See the code
I have the advantage of a decently equipped workshop, particularly a milling machine that works well with both metal and plastic. So I'm always looking for a good excuse to spend some time out there! Though my implementation mounts in the polar alignment scope location, it really doesn't matter where you put it as long as it rotates with the right ascension axis. I'm probably going to make another one for a friend and just put it in a box that can be attached to the mount housing with Velcro.
The photo on the right shows the part that holds the LEDs, button, and power connectors. The
middle of this part (you can see the threads) is from the Astro-Physics adapter that allows the
Losmandy polar scope to fit in the AP1200. I machined the large black plastic disc to hold the
user interface circuit board and the smaller white cylinder to hold a polycarbonate tube in which
the control circuit board rests. 3M very high bond double-sided tape holds the threaded part to
the black plastic disk and the white cylinder is threaded into its other end. The polycarbonate
tube, shown in the picture of the complete assembly earlier in the page, is simply a friction fit
on the white cylinder.

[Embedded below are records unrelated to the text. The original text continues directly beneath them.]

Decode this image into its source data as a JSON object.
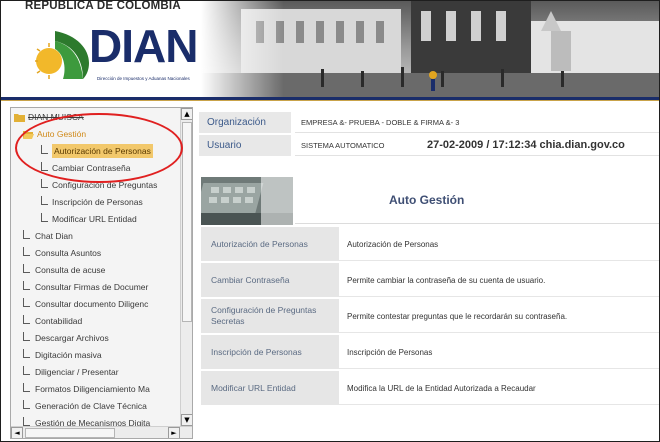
{
  "header": {
    "country": "REPUBLICA DE COLOMBIA",
    "logo_text": "DIAN",
    "logo_subtitle": "Dirección de Impuestos y Aduanas Nacionales",
    "colors": {
      "brand_blue": "#1a2d6a",
      "brand_green": "#2d7a2d",
      "brand_gold": "#e2a520"
    }
  },
  "sidebar": {
    "root_label": "DIAN MUISCA",
    "items": [
      {
        "label": "Auto Gestión",
        "level": 1,
        "state": "open"
      },
      {
        "label": "Autorización de Personas",
        "level": 2,
        "state": "selected"
      },
      {
        "label": "Cambiar Contraseña",
        "level": 2
      },
      {
        "label": "Configuración de Preguntas",
        "level": 2
      },
      {
        "label": "Inscripción de Personas",
        "level": 2
      },
      {
        "label": "Modificar URL Entidad",
        "level": 2
      },
      {
        "label": "Chat Dian",
        "level": 1
      },
      {
        "label": "Consulta Asuntos",
        "level": 1
      },
      {
        "label": "Consulta de acuse",
        "level": 1
      },
      {
        "label": "Consultar Firmas de Documer",
        "level": 1
      },
      {
        "label": "Consultar documento Diligenc",
        "level": 1
      },
      {
        "label": "Contabilidad",
        "level": 1
      },
      {
        "label": "Descargar Archivos",
        "level": 1
      },
      {
        "label": "Digitación masiva",
        "level": 1
      },
      {
        "label": "Diligenciar / Presentar",
        "level": 1
      },
      {
        "label": "Formatos Diligenciamiento Ma",
        "level": 1
      },
      {
        "label": "Generación de Clave Técnica",
        "level": 1
      },
      {
        "label": "Gestión de Mecanismos Digita",
        "level": 1
      }
    ],
    "scroll_up_icon": "▲",
    "scroll_down_icon": "▼",
    "scroll_left_icon": "◄",
    "scroll_right_icon": "►",
    "highlight_color": "#f2c86b",
    "annotation_color": "#e02020"
  },
  "info": {
    "org_label": "Organización",
    "org_value": "EMPRESA &- PRUEBA - DOBLE & FIRMA &- 3",
    "user_label": "Usuario",
    "user_value": "SISTEMA AUTOMATICO",
    "datetime": "27-02-2009 / 17:12:34 chia.dian.gov.co"
  },
  "section": {
    "title": "Auto Gestión"
  },
  "options": [
    {
      "name": "Autorización de Personas",
      "desc": "Autorización de Personas"
    },
    {
      "name": "Cambiar Contraseña",
      "desc": "Permite cambiar la contraseña de su cuenta de usuario."
    },
    {
      "name": "Configuración de Preguntas Secretas",
      "desc": "Permite contestar preguntas que le recordarán su contraseña."
    },
    {
      "name": "Inscripción de Personas",
      "desc": "Inscripción de Personas"
    },
    {
      "name": "Modificar URL Entidad",
      "desc": "Modifica la URL de la Entidad Autorizada a Recaudar"
    }
  ]
}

Operation is simple. The Arduino boots when the mount's power supply is plugged in to the left coax power connector. At this point, the relay is closed providing power to the mount and the RUN LED begins flashing for 5 seconds. You have two options:
If you enter setup mode, the WEST LED will start flashing. This is your cue to rotate the mount in RA to the furthest position West that you want the mount to go. Then you press the button again and the EAST LED starts flashing. Rotate the RA axis to the East limit and press the button one more time. The RUN light flashes and limits are suppressed for 5 seconds so you can rotate the RA axis away from the East limit and avoid an immediate limit violation. These limits that you set are automatically stored in EEPROM and available for the next session.

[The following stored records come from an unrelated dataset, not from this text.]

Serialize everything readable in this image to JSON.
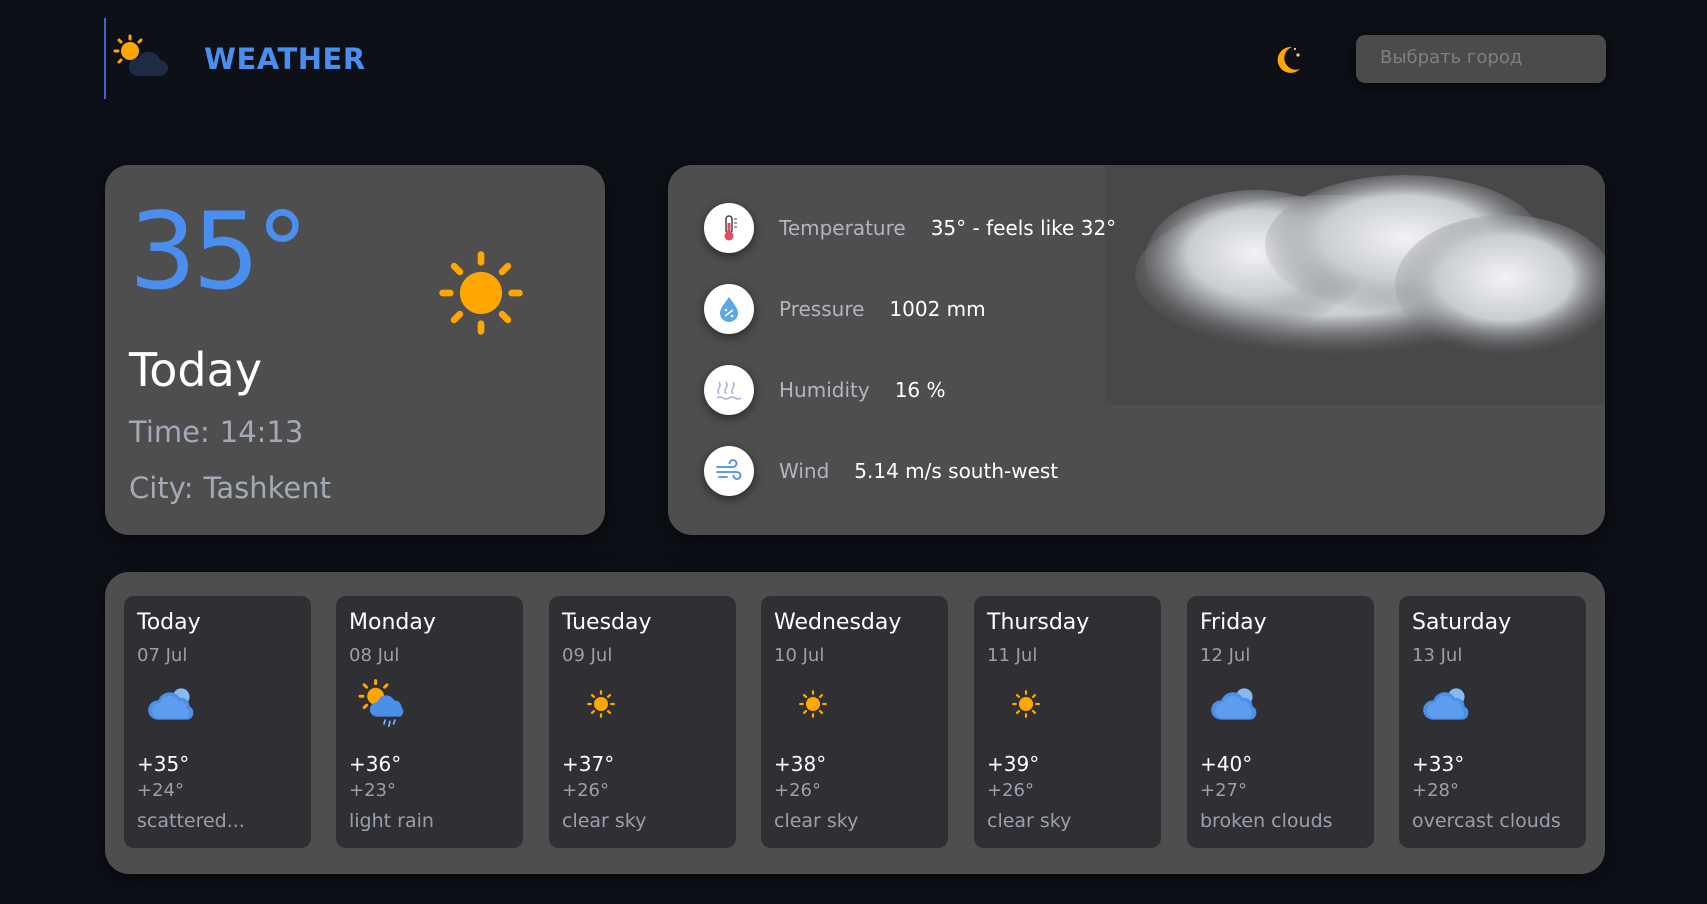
{
  "header": {
    "brand": "WEATHER",
    "logo_icon": "sun-behind-cloud-icon",
    "theme_icon": "moon-icon",
    "city_select_placeholder": "Выбрать город"
  },
  "colors": {
    "accent": "#4a8ff0",
    "background": "#0d1017",
    "card": "#4e4e4e",
    "day_card": "#2f2f34",
    "sun": "#ffa600"
  },
  "current": {
    "temperature": "35°",
    "day_label": "Today",
    "time_label": "Time:",
    "time_value": "14:13",
    "city_label": "City:",
    "city_value": "Tashkent",
    "icon": "sun-icon"
  },
  "details": [
    {
      "label": "Temperature",
      "value": "35° - feels like 32°",
      "icon": "thermometer-icon"
    },
    {
      "label": "Pressure",
      "value": "1002 mm",
      "icon": "pressure-drop-icon"
    },
    {
      "label": "Humidity",
      "value": "16 %",
      "icon": "humidity-waves-icon"
    },
    {
      "label": "Wind",
      "value": "5.14 m/s south-west",
      "icon": "wind-icon"
    }
  ],
  "forecast": [
    {
      "day": "Today",
      "date": "07 Jul",
      "max": "+35°",
      "min": "+24°",
      "desc": "scattered...",
      "icon": "cloud-icon"
    },
    {
      "day": "Monday",
      "date": "08 Jul",
      "max": "+36°",
      "min": "+23°",
      "desc": "light rain",
      "icon": "sun-rain-cloud-icon"
    },
    {
      "day": "Tuesday",
      "date": "09 Jul",
      "max": "+37°",
      "min": "+26°",
      "desc": "clear sky",
      "icon": "sun-icon"
    },
    {
      "day": "Wednesday",
      "date": "10 Jul",
      "max": "+38°",
      "min": "+26°",
      "desc": "clear sky",
      "icon": "sun-icon"
    },
    {
      "day": "Thursday",
      "date": "11 Jul",
      "max": "+39°",
      "min": "+26°",
      "desc": "clear sky",
      "icon": "sun-icon"
    },
    {
      "day": "Friday",
      "date": "12 Jul",
      "max": "+40°",
      "min": "+27°",
      "desc": "broken clouds",
      "icon": "cloud-icon"
    },
    {
      "day": "Saturday",
      "date": "13 Jul",
      "max": "+33°",
      "min": "+28°",
      "desc": "overcast clouds",
      "icon": "cloud-icon"
    }
  ]
}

In RUN mode, the RUN LED is illuminated constantly and the Arduino enters a forever loop where it queries the accelerometer and calculates the current roll angle. If that roll angle is less than the West limit or greater than the East limit, the relay is opened and the mount loses power.

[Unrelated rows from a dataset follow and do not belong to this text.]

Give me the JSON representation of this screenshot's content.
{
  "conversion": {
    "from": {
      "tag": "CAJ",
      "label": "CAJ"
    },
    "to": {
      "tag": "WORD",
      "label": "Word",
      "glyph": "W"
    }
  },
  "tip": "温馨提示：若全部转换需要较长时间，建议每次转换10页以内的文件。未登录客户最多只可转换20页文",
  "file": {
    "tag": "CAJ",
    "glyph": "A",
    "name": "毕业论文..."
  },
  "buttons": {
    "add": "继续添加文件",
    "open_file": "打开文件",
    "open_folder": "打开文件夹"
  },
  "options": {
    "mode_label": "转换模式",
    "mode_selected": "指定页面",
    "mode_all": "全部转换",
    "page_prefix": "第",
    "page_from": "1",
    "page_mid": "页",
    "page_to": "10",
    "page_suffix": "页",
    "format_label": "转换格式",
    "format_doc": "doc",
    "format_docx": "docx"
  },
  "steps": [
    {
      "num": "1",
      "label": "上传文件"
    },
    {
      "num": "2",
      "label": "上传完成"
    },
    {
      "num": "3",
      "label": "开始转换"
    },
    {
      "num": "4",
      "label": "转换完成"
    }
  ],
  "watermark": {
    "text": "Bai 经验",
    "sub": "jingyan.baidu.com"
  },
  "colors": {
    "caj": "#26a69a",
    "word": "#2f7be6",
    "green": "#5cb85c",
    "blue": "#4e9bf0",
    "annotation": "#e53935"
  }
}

At any time, you can hold the button down for 2 or more seconds to restart the device. This is how you recover from a limit switch violation—just slew the mount Eastward during the first 5 seconds after restart.
The animation on the right shows the limit switch engaging and stopping the mount as I hold down the West button at a 64X sideral slew rate. The LED switches from the center RUN LED to the left WEST LED when the limit is reached. If you look closely, you can see that the keypad display shut off at the same time the mount stopped moving.
As you can see from the description of the device, you only get to store a single limit for each direction. It doesn't matter what declination that the mount is pointing; you still only get one limit. When pointing at low declination (from the Northern hemisphere) this means that you may stop long before the telescope or camera comes anywhere near the mount or pieir. In fact, for many declinations the mount can easily rotate 360° without contact. Whether your cables can handle 360° is a different question! This works fine for me; I typically image the same object night after night and I can simply set the limits for the declination that I know I will be in all night long.
My code is for Northern hemisphere usage. I think you will have to reverse the current roll angle comparisons to use it in the Southern hemisphere.